As many small to medium size businesses increasingly rely on new Internet technologies to remain competitive within the local and global marketplace, they too are becoming a potential target for cyber criminals. Cybercrime can have a devastating impact on a small business, which often lacks the in-house technical expertise and resources to quickly and fully recover from cyber-attacks. Small businesses can also even unknowingly aid in cybercrime by using unsecured computers, which cyber criminals can hijack and use to attack other online businesses or even our nation’s critical infrastructure.
While there are numerous technological steps SME’s can take to better secure their environments, IT infrastructure and controls alone are not effective in combating cyber fraud. Small-business owners must also take steps to create a “culture of security” and push cyber security higher up the company agenda.
Here are my top five technological and cultural adjustments every SME can make to better defend themselves against the ever growing threat of cybercrime:
1. Assess risk and identify weaknesses

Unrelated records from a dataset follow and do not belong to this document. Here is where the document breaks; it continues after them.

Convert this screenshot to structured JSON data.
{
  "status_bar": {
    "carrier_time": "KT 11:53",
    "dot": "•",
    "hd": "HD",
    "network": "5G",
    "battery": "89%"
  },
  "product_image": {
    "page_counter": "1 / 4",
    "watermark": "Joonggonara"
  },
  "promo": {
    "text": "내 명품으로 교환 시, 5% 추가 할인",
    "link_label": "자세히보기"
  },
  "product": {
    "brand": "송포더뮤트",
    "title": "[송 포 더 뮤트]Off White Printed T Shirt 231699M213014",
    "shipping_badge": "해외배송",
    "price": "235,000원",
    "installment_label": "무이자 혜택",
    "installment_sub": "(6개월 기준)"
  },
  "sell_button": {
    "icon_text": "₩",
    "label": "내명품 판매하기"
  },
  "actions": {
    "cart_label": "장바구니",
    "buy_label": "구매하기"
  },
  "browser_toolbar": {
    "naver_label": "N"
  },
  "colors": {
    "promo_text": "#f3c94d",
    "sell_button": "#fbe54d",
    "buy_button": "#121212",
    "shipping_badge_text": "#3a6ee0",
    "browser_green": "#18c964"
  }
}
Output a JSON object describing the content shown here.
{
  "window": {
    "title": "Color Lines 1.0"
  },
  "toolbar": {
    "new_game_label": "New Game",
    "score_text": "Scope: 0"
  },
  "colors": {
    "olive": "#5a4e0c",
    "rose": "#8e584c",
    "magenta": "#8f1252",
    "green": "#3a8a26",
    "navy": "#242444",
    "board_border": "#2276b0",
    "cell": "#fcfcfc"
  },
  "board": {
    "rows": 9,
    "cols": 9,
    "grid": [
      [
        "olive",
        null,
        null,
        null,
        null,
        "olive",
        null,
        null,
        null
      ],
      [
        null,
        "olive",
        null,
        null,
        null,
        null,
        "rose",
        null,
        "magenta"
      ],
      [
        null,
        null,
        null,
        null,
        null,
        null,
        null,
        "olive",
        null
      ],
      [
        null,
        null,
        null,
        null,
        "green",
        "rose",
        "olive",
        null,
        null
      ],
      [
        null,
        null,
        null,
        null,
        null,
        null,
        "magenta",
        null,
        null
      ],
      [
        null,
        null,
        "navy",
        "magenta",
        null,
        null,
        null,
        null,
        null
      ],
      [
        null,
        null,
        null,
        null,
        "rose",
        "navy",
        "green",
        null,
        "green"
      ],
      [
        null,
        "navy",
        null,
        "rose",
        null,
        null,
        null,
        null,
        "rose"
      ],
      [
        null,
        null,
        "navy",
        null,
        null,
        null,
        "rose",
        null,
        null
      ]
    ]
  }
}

Cybersecurity preparedness starts with having a complete understanding of the internal and external vulnerabilities that can affect your business. Owners should also ensure that updated anti-virus programs, anti-spyware programs and firewalls are installed on all computers and that employees are required to change their passwords every 30 to 90 days. One step further would be to employ Multi-Factor Authentication to external facing and critical systems.
2. Back-up critical information
Establish a schedule to perform critical data backups and system upgrades on a regular basis throughout the year. Creating back-ups on a regular basis ensures that critical data is not lost in the event of a cyber-attack or natural disaster. Store all backup copies in remote locations away from the office, such as on an external hard drive, encrypt any sensitive data about company or customers and remember to test and restore your backups regularly.
3. Create a contingency plan
Just like a fire drill, business owners need a contingency plan to follow if the business suffers a cyber-attack. This plan should include steps on how to continue business operations at an alternate location when necessary and how to handle a Notifiable Data Breach. Be sure to test the plan annually.
4. Educate employees
Research found that 90 per cent of all malware requires human interaction to infect its infrastructure. In order to create a culture of security, owners must demonstrate to employees and customers that cyber fraud is a serious concern. This involves educating employees and training them on proper Internet practices and technology solutions, and running regular phishing simulations. Susceptibility to phishing emails drops almost 20 per cent after a company runs just one failed simulation*.
5. Implement a security agreement
Business owners should require employees to sign a security agreement to demonstrate that they are active participants in helping to maintain a secure online environment. This agreement also should require employees to report any suspicious online activity or known Internet crime to the proper authorities. At a business level, partner with an MSSP to run security operations, centrally and efficiently, for you.